eatingthebookToday is a big day. It’s the day that the book I’m honored and lucky to be a contributor to is on bookstore shelves. It’s the first time that my name is in a book. It’s the first time I can truly be called an author.

It’s humbling to be in this company. It’s humbling to have my words chosen. It’s still surreal and still unbelievable and still not real, even though I’ve held a copy of the book and I’ve seen my name on the pages.

I wonder if it ever gets old, knowing that your words will live somewhere forever. Somewhere other than an online space in which I buy the domain and determine all content. Something my kids, maybe even grandkids, can someday pull off a shelf and run their fingers over my name on the page before they dive into the beauty that is Listen To Your Mother on the page.

I didn’t know what to expect when I first saw the call for stories for the 2013 Kansas City show. I dug around and watched a few videos and thought perhaps it might be a good opportunity to stretch my writer muscles. Surely I could write about motherhood, couldn’t I? I’ve birthed three babies, I’ve been mothered, I’ve loved mothers, I’ve had issues with mothers. Plenty of fodder there, even without scratching the surface.

When I sat down to write my piece for the 2013 show, it wasn’t so much a process of writing as it was dictating. I simply wrote the words as they poured out. I did it old-school, in an art journal as I sat at a coffee shop, waiting for an appointment to show up.

The same was true of my piece for the 2014 show, the piece that’s featured in Listen To Your Mother: What She Said Then, What We’re Saying Now. I’d kicked around a few ideas but didn’t know what would stick until I sat down and started typing. It was almost midnight, deadline day.

It’s not lost on me, this particular day and the serendipity of it all. April 7th. My mother’s birthday.
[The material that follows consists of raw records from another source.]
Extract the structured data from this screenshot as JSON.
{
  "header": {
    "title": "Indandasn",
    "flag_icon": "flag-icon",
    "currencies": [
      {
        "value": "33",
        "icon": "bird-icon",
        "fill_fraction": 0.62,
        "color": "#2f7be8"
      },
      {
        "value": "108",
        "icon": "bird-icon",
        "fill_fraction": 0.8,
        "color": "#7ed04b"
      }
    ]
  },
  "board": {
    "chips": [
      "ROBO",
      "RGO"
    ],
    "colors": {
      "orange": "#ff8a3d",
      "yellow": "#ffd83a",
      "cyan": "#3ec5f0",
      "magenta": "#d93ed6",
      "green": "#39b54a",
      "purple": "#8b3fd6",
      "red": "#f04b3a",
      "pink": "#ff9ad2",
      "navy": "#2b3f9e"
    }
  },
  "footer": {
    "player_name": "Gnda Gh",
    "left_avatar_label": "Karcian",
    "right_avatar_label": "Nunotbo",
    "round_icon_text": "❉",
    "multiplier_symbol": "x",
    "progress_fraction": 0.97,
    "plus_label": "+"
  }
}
My sister’s birthday. Now my birthday as an author. It’s not lost on me, the landscape of my Listen To Your Mother journey: write and read essay about my estrangement from my mother as a cast member, write and read an essay about my dad and how he mothered AND fathered me as a co-director and cast member, land in a book that releases on mother’s birthday.

mebookIt’s the cycle. The beauty and the beast of motherhood, of mothering, of understanding, of nurturing, of fighting, of standing up, of making way, and, most importantly, of looking to those whose experiences are different than yours and learning from them.

When I first joined the Listen To Your Mother family I thought there would never be anything better than watching video after video, closing my eyes and letting those voices wash over me and into my heart, softening and fortifying it in a way nothing else has.

Then I held this book. And it’s not about one being better than the other, because they’re different. But holding the book, savoring and re-reading spots that really resonate with me is a different experience than going on the ride that is a live reading or a video.

They are both beautiful and important, just the like the stories that spill from them. The stories we can’t imagine and the stories that feel like home. Together, forever.